__Assignment__:
Across the entries that follow, work out the number of lines containing the string "江西省人民政府关于许忠华等同志职务任免的通知", and state it alone.

---

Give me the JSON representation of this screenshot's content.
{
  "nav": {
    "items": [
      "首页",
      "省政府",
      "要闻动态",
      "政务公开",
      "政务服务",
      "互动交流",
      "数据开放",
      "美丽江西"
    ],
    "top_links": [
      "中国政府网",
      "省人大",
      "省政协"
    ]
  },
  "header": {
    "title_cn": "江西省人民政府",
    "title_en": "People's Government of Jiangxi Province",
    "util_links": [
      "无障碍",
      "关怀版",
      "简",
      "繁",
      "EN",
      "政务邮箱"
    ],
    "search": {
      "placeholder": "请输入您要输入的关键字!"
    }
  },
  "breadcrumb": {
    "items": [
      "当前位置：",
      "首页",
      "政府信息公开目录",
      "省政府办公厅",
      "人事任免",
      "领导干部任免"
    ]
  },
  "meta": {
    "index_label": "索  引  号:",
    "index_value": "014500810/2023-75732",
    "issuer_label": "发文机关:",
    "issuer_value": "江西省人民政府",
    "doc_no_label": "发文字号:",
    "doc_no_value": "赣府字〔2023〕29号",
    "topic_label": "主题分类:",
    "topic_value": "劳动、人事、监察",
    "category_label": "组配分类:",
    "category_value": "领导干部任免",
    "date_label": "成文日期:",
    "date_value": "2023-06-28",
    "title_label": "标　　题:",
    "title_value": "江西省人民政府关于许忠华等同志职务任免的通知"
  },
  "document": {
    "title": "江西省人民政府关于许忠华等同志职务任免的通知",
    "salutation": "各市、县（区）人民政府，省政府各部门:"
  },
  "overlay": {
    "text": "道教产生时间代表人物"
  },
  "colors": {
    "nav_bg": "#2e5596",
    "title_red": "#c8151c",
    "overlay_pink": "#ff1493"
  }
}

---

__Written answer__:
2